#### [WORK REQUEST]
Every line below that contains "Tiki" is to be copied.

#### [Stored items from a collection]
*** Block opens ***

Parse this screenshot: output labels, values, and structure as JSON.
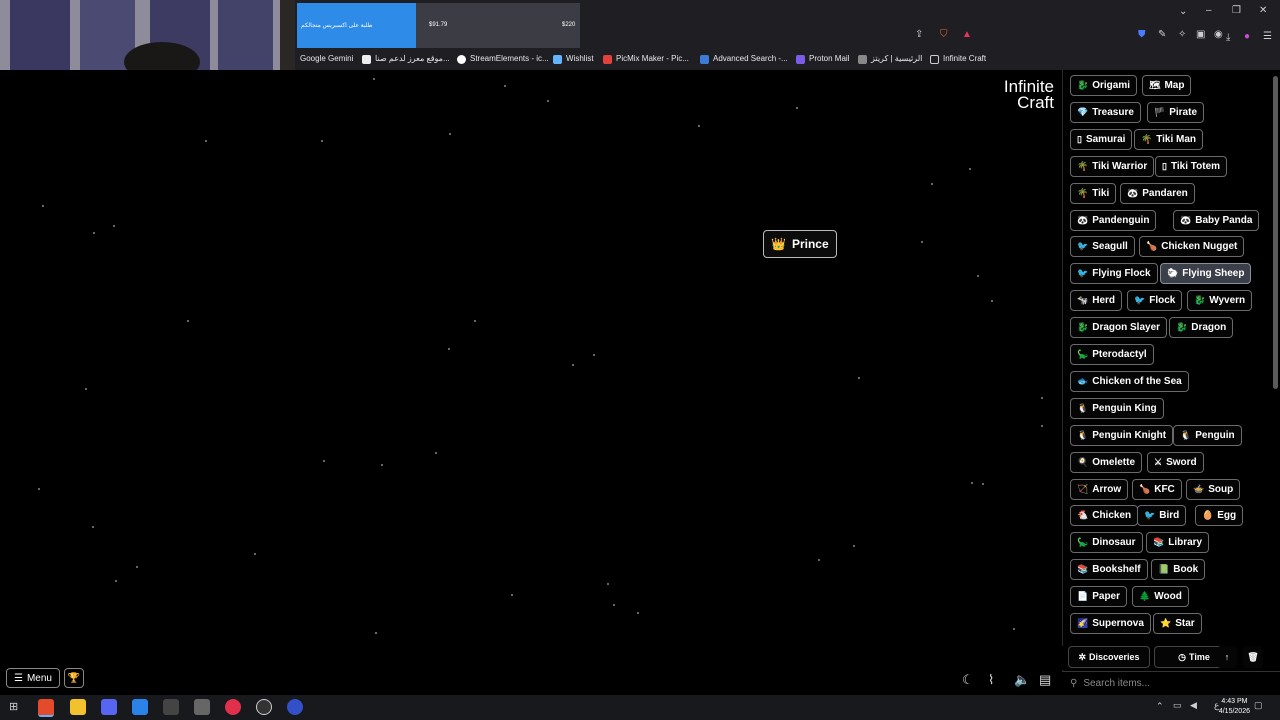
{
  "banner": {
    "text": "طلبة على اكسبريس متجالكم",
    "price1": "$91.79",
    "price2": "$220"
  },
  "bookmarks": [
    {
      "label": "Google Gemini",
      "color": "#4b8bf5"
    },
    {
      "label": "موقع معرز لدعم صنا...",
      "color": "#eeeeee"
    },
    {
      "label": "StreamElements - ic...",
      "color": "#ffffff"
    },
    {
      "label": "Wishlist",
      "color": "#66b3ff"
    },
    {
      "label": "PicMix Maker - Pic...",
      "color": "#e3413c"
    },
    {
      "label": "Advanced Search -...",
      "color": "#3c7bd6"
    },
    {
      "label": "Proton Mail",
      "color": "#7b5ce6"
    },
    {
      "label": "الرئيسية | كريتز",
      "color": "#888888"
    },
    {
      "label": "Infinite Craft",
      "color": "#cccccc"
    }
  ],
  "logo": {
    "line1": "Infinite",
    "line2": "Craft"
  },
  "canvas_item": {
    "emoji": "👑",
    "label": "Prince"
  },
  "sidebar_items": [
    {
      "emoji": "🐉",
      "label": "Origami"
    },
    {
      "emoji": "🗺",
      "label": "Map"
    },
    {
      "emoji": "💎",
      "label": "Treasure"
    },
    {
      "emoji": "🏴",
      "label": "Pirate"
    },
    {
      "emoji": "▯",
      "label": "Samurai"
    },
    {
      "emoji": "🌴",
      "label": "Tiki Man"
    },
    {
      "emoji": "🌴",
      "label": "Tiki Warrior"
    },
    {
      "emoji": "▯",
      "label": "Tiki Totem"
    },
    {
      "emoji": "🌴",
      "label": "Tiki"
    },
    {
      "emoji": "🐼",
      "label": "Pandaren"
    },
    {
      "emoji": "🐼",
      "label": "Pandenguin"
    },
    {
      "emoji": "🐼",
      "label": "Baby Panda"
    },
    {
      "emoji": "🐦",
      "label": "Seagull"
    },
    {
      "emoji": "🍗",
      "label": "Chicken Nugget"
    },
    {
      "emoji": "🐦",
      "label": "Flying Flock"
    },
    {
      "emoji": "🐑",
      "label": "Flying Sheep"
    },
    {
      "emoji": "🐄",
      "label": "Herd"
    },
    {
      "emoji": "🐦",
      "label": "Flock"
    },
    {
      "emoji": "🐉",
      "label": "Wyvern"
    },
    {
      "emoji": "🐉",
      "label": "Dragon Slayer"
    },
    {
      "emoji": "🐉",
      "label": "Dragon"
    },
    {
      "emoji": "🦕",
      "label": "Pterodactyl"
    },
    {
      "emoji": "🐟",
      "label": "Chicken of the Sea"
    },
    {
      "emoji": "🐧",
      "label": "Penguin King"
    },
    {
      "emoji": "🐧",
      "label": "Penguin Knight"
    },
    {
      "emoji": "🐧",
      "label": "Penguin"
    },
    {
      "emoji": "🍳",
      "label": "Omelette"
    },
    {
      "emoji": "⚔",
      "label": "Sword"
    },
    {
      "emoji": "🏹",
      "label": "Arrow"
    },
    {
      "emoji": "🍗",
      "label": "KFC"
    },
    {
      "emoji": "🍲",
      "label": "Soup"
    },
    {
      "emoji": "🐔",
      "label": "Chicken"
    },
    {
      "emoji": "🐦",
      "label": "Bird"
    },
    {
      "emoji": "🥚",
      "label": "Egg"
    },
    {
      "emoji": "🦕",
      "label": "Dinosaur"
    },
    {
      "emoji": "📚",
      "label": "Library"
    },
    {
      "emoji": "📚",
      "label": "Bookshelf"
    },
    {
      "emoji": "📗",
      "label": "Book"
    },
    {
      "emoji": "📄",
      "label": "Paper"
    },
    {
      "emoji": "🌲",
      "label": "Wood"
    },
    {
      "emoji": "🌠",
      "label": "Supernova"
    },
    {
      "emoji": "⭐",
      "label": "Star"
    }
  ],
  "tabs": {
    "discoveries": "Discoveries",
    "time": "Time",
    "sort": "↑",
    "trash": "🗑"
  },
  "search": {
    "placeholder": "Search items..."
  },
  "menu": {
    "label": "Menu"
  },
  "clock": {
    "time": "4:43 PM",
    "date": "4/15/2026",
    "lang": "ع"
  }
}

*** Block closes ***

#### [ANSWER TO THIS EXERCISE]
      "label": "Tiki Man"
      "label": "Tiki Warrior"
      "label": "Tiki Totem"
      "label": "Tiki"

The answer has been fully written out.